Where Lived Experiences Resides in Art Education: A Painting and Pedagogical Collaboration with Paula Nicho Cúmez
This paper explores my perspective as a U.S. educated painter who participated in a mentored studio experience with female Mayan Kaqchikel painter Paula Nicho Cúmez. I examine the philosophy and methods underlying artistic stu- dio practice and pedagogy that takes place in an informal learning context in which artwork is made in the home and surrounding community. My goal is to provide art studio faculty with insights into female Mayan epistemologies and teaching philosophies that may be applicable to feminist art studio pedagogy at the college level in the United States. The situated learning mentorship that I experienced and share in this collaborative painting study involves female Ma- yan pedagogical practices of consensus, fusion, elicitations, and evaluation of the painting process based on each artist’s ownership of personal and cultural narratives conveyed in her paintings. Through my experience of a nonhierar- chical mentorship between two female artist-teachers from different cultures, I suggest ways to revise studio pedagogy in U.S. post secondary institutions so that it becomes inclusive of students who learn best with connected knowing.
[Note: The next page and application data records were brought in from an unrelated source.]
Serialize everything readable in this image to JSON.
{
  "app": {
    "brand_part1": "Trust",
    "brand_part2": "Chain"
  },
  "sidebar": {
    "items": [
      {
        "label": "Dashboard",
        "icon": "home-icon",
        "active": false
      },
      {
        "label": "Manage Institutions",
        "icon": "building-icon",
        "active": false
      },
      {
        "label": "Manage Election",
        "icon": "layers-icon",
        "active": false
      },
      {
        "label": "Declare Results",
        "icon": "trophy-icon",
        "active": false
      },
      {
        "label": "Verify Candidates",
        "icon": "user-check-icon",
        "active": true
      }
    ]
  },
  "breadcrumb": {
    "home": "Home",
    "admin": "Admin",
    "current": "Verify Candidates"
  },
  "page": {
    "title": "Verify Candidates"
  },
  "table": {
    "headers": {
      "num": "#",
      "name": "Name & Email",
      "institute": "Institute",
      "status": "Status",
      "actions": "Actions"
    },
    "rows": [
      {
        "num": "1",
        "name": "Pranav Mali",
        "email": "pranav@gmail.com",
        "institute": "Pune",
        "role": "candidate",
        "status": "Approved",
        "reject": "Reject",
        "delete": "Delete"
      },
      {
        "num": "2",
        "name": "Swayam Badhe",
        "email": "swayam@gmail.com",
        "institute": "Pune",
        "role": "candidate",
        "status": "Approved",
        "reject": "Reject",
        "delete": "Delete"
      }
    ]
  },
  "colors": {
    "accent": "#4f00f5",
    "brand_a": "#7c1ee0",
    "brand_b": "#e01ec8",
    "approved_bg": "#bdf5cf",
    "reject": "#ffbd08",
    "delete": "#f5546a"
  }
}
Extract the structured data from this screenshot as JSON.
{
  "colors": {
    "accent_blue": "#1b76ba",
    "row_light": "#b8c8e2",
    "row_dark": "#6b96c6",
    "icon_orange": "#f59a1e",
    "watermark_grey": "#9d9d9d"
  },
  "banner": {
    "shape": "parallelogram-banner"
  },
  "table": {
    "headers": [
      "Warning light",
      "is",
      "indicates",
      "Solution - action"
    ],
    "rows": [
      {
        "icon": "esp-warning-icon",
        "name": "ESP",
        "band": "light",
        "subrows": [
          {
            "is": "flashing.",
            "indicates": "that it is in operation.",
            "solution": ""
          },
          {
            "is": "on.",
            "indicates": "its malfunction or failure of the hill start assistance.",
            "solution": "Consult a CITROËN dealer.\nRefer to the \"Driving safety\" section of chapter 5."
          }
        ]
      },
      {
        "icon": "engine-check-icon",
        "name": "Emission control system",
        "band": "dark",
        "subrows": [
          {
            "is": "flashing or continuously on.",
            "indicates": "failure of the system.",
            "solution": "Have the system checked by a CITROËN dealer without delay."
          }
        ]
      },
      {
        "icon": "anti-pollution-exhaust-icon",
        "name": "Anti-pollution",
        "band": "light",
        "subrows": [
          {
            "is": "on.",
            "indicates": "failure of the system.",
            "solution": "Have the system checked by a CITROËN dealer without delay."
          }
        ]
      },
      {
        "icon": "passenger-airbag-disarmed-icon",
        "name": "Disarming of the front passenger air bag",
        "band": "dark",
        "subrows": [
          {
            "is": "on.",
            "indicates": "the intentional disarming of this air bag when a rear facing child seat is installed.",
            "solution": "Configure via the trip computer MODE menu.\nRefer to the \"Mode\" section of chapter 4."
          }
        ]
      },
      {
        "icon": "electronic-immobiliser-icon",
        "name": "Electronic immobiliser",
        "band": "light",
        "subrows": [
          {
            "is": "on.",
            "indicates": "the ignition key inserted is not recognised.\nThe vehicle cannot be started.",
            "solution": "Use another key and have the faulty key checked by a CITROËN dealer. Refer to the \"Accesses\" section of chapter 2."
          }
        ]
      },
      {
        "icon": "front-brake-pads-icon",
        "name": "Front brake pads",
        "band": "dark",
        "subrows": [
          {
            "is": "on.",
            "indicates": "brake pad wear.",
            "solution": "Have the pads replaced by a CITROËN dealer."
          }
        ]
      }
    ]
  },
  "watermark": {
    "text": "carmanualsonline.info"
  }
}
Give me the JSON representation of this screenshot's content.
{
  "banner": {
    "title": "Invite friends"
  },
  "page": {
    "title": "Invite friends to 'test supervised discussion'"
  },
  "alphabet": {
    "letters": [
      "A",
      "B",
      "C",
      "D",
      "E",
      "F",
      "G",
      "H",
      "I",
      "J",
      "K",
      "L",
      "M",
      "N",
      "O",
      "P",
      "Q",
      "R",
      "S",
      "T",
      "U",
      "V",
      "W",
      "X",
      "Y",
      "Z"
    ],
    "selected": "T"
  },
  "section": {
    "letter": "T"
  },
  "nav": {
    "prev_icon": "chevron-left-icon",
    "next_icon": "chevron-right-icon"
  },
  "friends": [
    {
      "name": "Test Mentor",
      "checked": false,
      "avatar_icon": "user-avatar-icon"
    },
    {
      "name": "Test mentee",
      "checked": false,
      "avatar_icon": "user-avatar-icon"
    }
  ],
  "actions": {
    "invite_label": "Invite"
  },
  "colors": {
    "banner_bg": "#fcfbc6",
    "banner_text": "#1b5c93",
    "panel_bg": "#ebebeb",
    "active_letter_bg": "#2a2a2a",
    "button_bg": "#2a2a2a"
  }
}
Besides the importance of collaborative learning, the context of the subject matter, and, in this case, the philosophical framework that sustains the painting tradition, can be effective as pedagogical tools. This means, for example, that a collaborative learning session on credit risk in the offices of a bank, guided by a bank analyst, can be more effective than teaching a traditional class in the classroom. A learning session on micro-lending in a branch of the Grameen Bank, guided by a loan officer, can also be more effective. Granted, transaction costs can also be high, but they might be worth it. Probably the most difficult task is to take students out of the comfort zone; but that is the idea.